When someone hands you a gift you have to reach out and take it, and then you must hold onto it. If you don’t stretch out and take it, do you truly receive the gift? Of course not. And if you decide to drop the gift and break it, give it back, forget about it, neglect it, allow it grow old and dusty sitting on a bookcase in your office, do you really appreciate the gift? Certainly doesn’t seem like it.
So it is with salvation; the human will must respond in faith and acceptance.
I have heard the argument, “Well the people who allow the gift of salvation to grow old, to grow weary, to not remain steadfast in the faith, never truly received the gift of salvation in the first place.” I think this argument is somewhat naive. There are far too many warnings in the bible against becoming complacent, giving up on the faith, etc.
I have also heard the argument that eternal life means it’s eternal, therefore if we have eternal life it’ll last forever and thus cannot be partial. But this begs the question: what is eternal life? Jesus tells us what eternal life is in John 17:3 and there is no mention of time at all. Rather he says that eternal life is to know God. In other words eternal life is about having an intimate relationship with God the Father.
Is the word ‘eternal’ even a good translation? Probably not. The word aionios means pertaining to an age, aion meaning age. Aionios does not, therefore, mean immortality, or forever, or eternal.
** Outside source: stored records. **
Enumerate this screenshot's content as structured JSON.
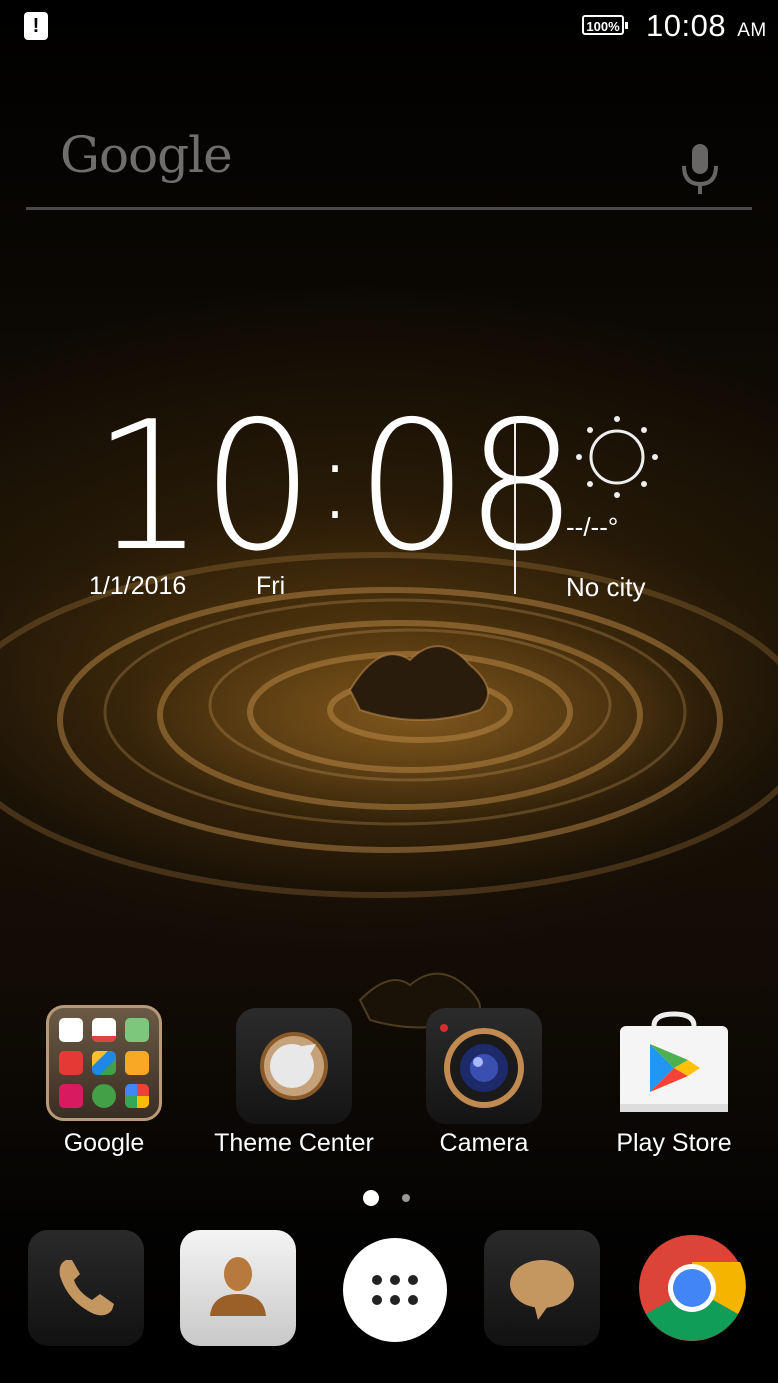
{
  "status_bar": {
    "notification_icon": "alert-icon",
    "battery": "100%",
    "time": "10:08",
    "ampm": "AM"
  },
  "search": {
    "logo": "Google",
    "mic_icon": "mic-icon"
  },
  "clock_widget": {
    "hours": "10",
    "minutes": "08",
    "date": "1/1/2016",
    "day": "Fri",
    "weather_icon": "sun-icon",
    "temperature": "--/--°",
    "city": "No city"
  },
  "apps": [
    {
      "label": "Google",
      "icon": "google-folder-icon"
    },
    {
      "label": "Theme Center",
      "icon": "theme-center-icon"
    },
    {
      "label": "Camera",
      "icon": "camera-icon"
    },
    {
      "label": "Play Store",
      "icon": "play-store-icon"
    }
  ],
  "page_indicator": {
    "pages": 2,
    "current": 1
  },
  "dock": [
    {
      "name": "phone",
      "icon": "phone-icon"
    },
    {
      "name": "contacts",
      "icon": "contacts-icon"
    },
    {
      "name": "app-drawer",
      "icon": "app-drawer-icon"
    },
    {
      "name": "messages",
      "icon": "messages-icon"
    },
    {
      "name": "chrome",
      "icon": "chrome-icon"
    }
  ],
  "colors": {
    "accent_gold": "#b8864a",
    "search_logo_gray": "#6e6e6e"
  }
}
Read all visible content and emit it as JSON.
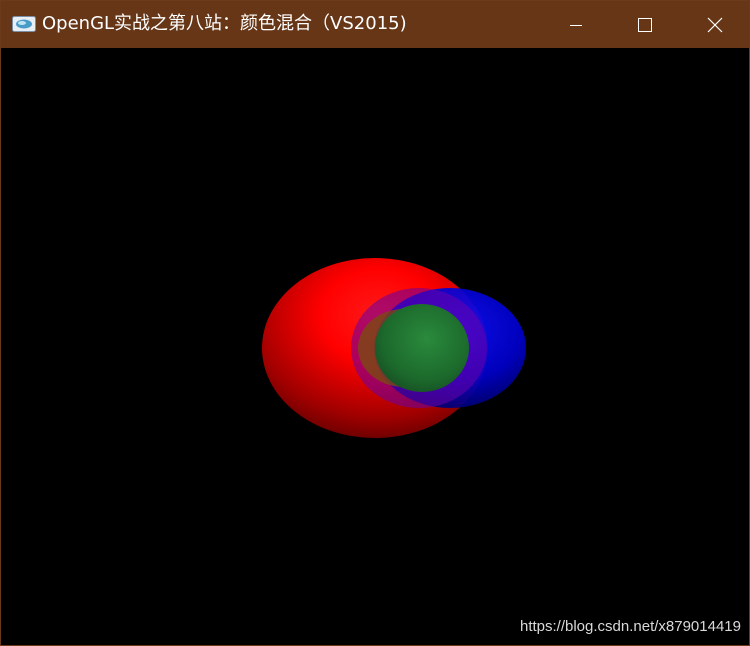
{
  "window": {
    "title": "OpenGL实战之第八站：颜色混合（VS2015)",
    "titlebar_color": "#663617",
    "controls": {
      "minimize_icon": "minimize-icon",
      "maximize_icon": "maximize-icon",
      "close_icon": "close-icon"
    }
  },
  "scene": {
    "background": "#000000",
    "objects": [
      {
        "name": "red-sphere",
        "color": "#ff0000"
      },
      {
        "name": "blue-sphere",
        "color": "#0000ff"
      },
      {
        "name": "green-sphere",
        "color": "#1f7a34"
      }
    ]
  },
  "watermark": {
    "text": "https://blog.csdn.net/x879014419"
  }
}
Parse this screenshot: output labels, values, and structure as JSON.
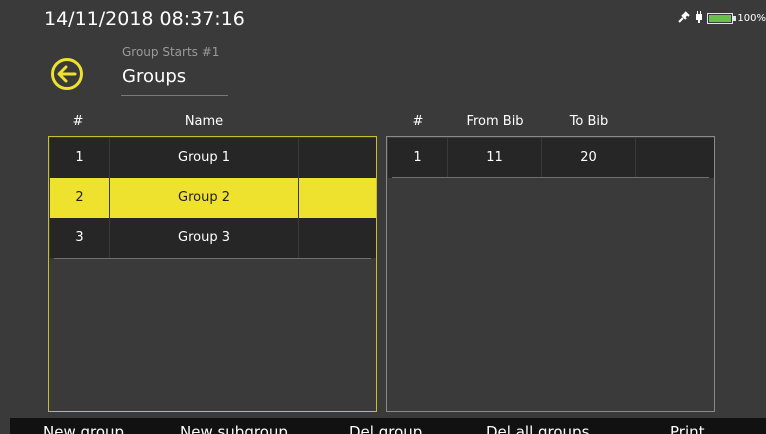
{
  "header": {
    "datetime": "14/11/2018  08:37:16",
    "battery_text": "100%",
    "subtitle": "Group Starts #1",
    "title": "Groups"
  },
  "colors": {
    "accent": "#efe22e",
    "background": "#3a3a3a",
    "row": "#262626",
    "battery": "#6cc04a"
  },
  "groups_table": {
    "columns": [
      "#",
      "Name"
    ],
    "rows": [
      {
        "num": "1",
        "name": "Group 1"
      },
      {
        "num": "2",
        "name": "Group 2"
      },
      {
        "num": "3",
        "name": "Group 3"
      }
    ],
    "selected_row": 2
  },
  "subgroups_table": {
    "columns": [
      "#",
      "From Bib",
      "To Bib"
    ],
    "rows": [
      {
        "num": "1",
        "from": "11",
        "to": "20"
      }
    ]
  },
  "toolbar": {
    "new_group": "New group",
    "new_subgroup": "New subgroup",
    "del_group": "Del group",
    "del_all_groups": "Del all groups",
    "print": "Print"
  },
  "icons": {
    "back": "back-arrow-circle-icon",
    "gps": "satellite-icon",
    "plug": "plug-icon",
    "battery": "battery-icon"
  }
}
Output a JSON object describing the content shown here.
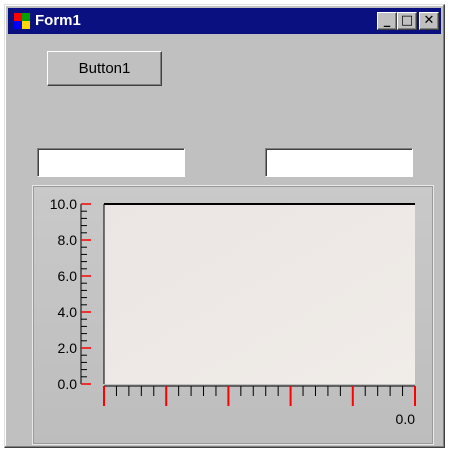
{
  "window": {
    "title": "Form1"
  },
  "titlebar_buttons": {
    "minimize": "_",
    "maximize": "□",
    "close": "✕"
  },
  "button1": {
    "label": "Button1"
  },
  "text_inputs": [
    {
      "value": ""
    },
    {
      "value": ""
    }
  ],
  "plot": {
    "y_tick_labels": [
      "10.0",
      "8.0",
      "6.0",
      "4.0",
      "2.0",
      "0.0"
    ],
    "x_end_label": "0.0",
    "colors": {
      "plot_area_top": "#ebe5e3",
      "plot_area_bottom": "#f0ece8",
      "major_tick": "#ff0000",
      "minor_tick": "#000000"
    }
  }
}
This is also why I do not believe hell is a permanent place of torture and punishment.
Hence, eternal life has nothing to do with living forever, but everything to do with an intimate relationship with God that we can experience right here, right now. Therefore, the argument that the eternal life Jesus gives lasts forever and thus cannot end, doesn’t stand up to scrutiny for it is an incorrect understanding of the relationship God offers.
Now let’s consider these two passages out of Hebrews:
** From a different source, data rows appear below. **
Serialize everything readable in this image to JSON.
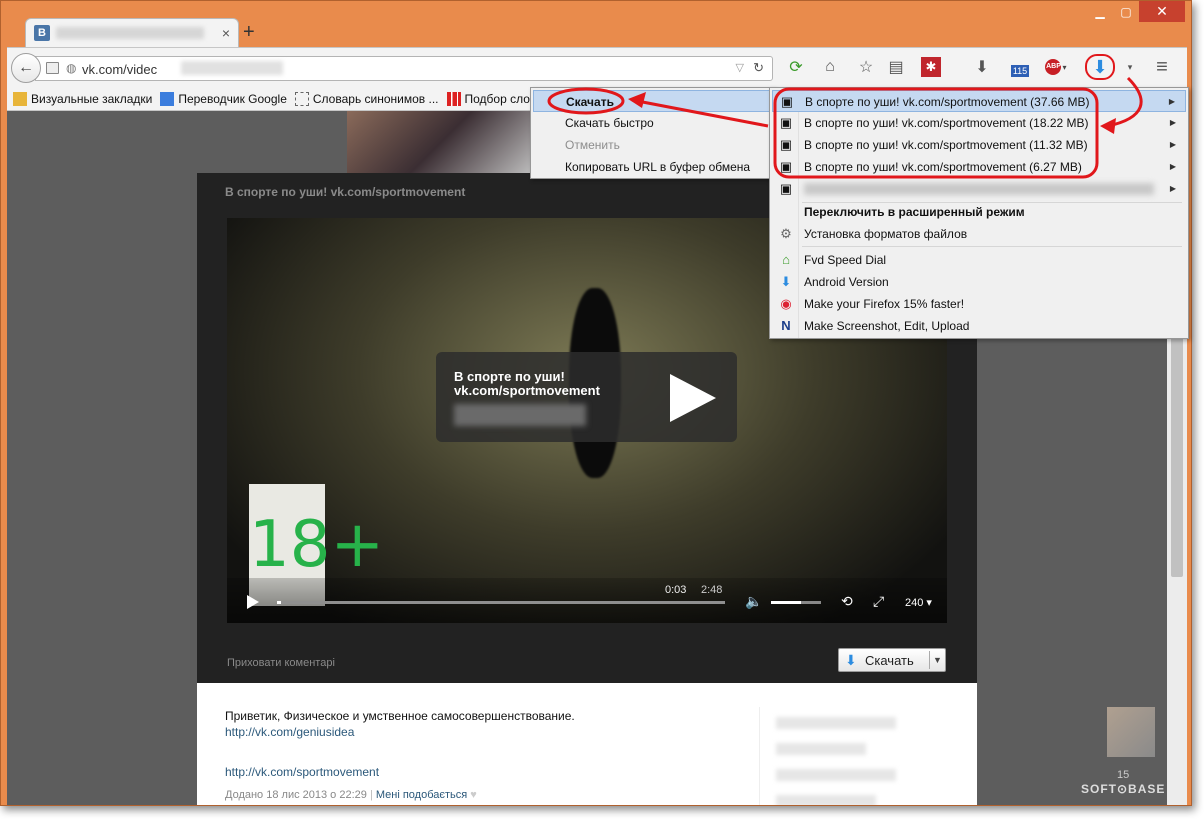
{
  "tab": {
    "favicon": "B",
    "title": ""
  },
  "urlbar": {
    "prefix": "vk.com/videc"
  },
  "bookmarks": [
    {
      "label": "Визуальные закладки",
      "icon": "bookmark-icon"
    },
    {
      "label": "Переводчик Google",
      "icon": "translate-icon"
    },
    {
      "label": "Словарь синонимов ...",
      "icon": "dictionary-icon"
    },
    {
      "label": "Подбор сло",
      "icon": "chart-icon"
    }
  ],
  "video": {
    "card_title": "В спорте по уши! vk.com/sportmovement",
    "overlay_line1": "В спорте по уши!",
    "overlay_line2": "vk.com/sportmovement",
    "rating": "18+",
    "current_time": "0:03",
    "duration": "2:48",
    "quality": "240",
    "progress": 0.01,
    "volume": 0.6
  },
  "hide_comments": "Приховати коментарі",
  "download_button": {
    "label": "Скачать"
  },
  "description": {
    "text": "Приветик, Физическое и умственное самосовершенствование.",
    "link1": "http://vk.com/geniusidea",
    "link2": "http://vk.com/sportmovement",
    "date": "Додано 18 лис 2013 о 22:29",
    "like": "Мені подобається"
  },
  "submenu": {
    "download": "Скачать",
    "download_fast": "Скачать быстро",
    "cancel": "Отменить",
    "copy_url": "Копировать URL в буфер обмена"
  },
  "mainmenu": {
    "files": [
      "В спорте по уши! vk.com/sportmovement (37.66 MB)",
      "В спорте по уши! vk.com/sportmovement (18.22 MB)",
      "В спорте по уши! vk.com/sportmovement (11.32 MB)",
      "В спорте по уши! vk.com/sportmovement (6.27 MB)"
    ],
    "advanced": "Переключить в расширенный режим",
    "formats": "Установка форматов файлов",
    "fvd": "Fvd Speed Dial",
    "android": "Android Version",
    "firefox": "Make your Firefox 15% faster!",
    "screenshot": "Make Screenshot, Edit, Upload"
  },
  "toolbar": {
    "badge": "115",
    "abp": "ABP"
  },
  "sidebar_count": "15",
  "watermark": "SOFT⊙BASE",
  "colors": {
    "accent": "#e1171b",
    "window_frame": "#e98b4c",
    "highlight": "#c5d9f1",
    "link": "#2b587a"
  }
}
For it is impossible to restore again to repentance those who have once been enlightened, and have tasted the heavenly gift, and have shared in the Holy Spirit, and have tasted the goodness of the word of God and the powers of the age to come, and then have fallen away, since on their own they are crucifying again the Son of God and are holding him up to contempt. (6:4-6)
For if we willfully persist in sin after having received the knowledge of the truth, there no longer remains a sacrifice for sins, but a fearful prospect of judgment, and a fury of fire that will consume the adversaries. Anyone who has violated the law of Moses dies without mercy “on the testimony of two or three testimonies.” How much worse punishment do you think will be deserved by those who have spurned the Son of God, profaned the blood of the covenant by which they were sanctified, and outraged the Spirit of grace? (10:26-29)
These passages make it pretty clear to me. “Those who have once been enlightened…tasted the heavenly gift…shared in the Holy Spirit,” etc. and have been sanctified, can fall away and can profane “the blood of the covenant by which they were sanctified.” You can experience the Holy Spirit, you can be sanctified, you can be given a new life and can still fall away.
Those who were once hostile in mind, doing evil deeds, are now reconciled by the blood of Christ – IF they continue steadfast in the faith. This passage certainly is Paul warning the Colossians not to become like those mentioned in the above two Hebrew passages. Paul is warning us not to become complacent so that we don’t slip away from the salvation given us.
The ideas of Perseverance of the Saints, and Once Saved, Always Saved, which aren’t technically the same thing, are both wrong. The myth that you cannot lose salvation has led to so many churches and so many Christians becoming bland, Spirit-less and devoid. We must – like Paul and the author of Hebrews…and Jesus himself (cf. Matt. 7.13-23) – warn our people, our churches, not to slip into complacency because the consequences are absolutely terrible.